▶ _WHAT THIS TASK INVOLVES_
Find and return every line of the data that contains the word "price".

▶ _MATERIAL FOR THE TASK_
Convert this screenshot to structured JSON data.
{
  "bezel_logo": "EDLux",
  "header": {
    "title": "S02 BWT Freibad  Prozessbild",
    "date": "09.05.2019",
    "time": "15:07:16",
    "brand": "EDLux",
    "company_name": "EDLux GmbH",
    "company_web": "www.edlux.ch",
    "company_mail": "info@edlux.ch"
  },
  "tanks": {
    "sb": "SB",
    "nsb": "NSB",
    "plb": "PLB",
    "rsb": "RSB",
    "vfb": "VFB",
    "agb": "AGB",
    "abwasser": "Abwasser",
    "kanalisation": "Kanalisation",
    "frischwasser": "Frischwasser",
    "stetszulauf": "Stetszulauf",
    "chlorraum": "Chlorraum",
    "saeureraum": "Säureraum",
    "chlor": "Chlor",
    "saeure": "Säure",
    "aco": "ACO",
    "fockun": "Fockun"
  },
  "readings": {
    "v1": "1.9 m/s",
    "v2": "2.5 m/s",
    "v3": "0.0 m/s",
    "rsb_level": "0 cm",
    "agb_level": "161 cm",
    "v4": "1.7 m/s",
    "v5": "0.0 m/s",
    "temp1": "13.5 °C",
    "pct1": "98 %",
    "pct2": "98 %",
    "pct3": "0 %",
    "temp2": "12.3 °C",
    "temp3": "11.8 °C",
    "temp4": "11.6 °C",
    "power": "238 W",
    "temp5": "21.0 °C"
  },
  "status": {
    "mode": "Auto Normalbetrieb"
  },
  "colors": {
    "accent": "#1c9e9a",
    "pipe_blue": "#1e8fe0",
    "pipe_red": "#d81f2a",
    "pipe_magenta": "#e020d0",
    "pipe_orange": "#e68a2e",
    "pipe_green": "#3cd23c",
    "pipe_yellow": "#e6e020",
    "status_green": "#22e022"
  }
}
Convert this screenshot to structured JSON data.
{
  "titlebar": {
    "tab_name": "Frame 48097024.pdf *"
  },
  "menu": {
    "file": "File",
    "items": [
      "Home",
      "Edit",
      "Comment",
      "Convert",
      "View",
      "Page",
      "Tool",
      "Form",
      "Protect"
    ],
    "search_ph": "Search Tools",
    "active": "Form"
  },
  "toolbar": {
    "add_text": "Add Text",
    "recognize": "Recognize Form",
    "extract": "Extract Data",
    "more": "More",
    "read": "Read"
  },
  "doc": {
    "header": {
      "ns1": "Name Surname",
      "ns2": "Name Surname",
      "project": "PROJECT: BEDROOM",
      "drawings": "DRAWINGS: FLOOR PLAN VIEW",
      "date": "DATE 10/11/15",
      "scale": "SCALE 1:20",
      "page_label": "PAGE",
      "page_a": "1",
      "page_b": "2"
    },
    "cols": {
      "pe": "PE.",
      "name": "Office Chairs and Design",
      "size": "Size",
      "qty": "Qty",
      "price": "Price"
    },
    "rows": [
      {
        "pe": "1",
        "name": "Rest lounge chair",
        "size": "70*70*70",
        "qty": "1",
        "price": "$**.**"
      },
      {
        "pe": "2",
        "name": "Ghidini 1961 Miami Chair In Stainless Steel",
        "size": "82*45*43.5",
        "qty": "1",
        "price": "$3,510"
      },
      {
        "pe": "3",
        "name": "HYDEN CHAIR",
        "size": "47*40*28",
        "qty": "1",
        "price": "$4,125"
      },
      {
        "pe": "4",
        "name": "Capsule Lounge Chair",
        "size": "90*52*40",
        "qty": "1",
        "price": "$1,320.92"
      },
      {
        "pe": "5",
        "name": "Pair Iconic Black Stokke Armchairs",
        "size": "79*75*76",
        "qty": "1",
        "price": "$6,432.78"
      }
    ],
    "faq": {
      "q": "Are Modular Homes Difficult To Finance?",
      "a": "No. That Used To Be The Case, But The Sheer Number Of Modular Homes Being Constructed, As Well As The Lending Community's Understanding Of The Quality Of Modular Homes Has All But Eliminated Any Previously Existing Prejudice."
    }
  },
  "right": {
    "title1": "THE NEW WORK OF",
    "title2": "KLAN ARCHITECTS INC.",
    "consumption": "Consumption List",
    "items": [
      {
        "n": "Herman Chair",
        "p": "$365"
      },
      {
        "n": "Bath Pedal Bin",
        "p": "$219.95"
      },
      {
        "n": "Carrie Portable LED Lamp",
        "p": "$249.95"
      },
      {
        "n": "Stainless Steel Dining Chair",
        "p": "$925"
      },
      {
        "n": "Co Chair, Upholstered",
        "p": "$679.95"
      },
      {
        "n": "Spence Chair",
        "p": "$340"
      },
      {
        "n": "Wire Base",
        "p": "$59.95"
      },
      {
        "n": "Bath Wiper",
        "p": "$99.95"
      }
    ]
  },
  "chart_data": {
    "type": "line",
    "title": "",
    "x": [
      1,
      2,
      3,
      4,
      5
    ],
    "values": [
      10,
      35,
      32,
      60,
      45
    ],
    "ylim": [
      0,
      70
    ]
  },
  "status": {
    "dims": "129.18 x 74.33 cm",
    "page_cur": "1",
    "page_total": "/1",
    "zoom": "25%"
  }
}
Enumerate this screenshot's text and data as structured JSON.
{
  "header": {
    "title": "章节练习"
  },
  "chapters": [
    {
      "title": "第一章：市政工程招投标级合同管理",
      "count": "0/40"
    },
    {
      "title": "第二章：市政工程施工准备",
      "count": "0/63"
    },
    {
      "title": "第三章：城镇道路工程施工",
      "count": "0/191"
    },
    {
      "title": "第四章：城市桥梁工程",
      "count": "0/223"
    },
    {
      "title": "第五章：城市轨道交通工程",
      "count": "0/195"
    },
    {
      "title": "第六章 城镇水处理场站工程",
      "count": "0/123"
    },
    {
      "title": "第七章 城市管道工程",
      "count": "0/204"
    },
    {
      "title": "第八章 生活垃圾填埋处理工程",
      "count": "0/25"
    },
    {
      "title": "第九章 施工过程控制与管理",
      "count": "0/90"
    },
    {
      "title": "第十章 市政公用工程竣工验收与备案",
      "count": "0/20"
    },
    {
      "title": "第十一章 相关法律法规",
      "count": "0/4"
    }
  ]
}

▶ _RESULT FOR THIS TASK_
      "price": "Price"
        "price": "$**.**"
        "price": "$3,510"
        "price": "$4,125"
        "price": "$1,320.92"
        "price": "$6,432.78"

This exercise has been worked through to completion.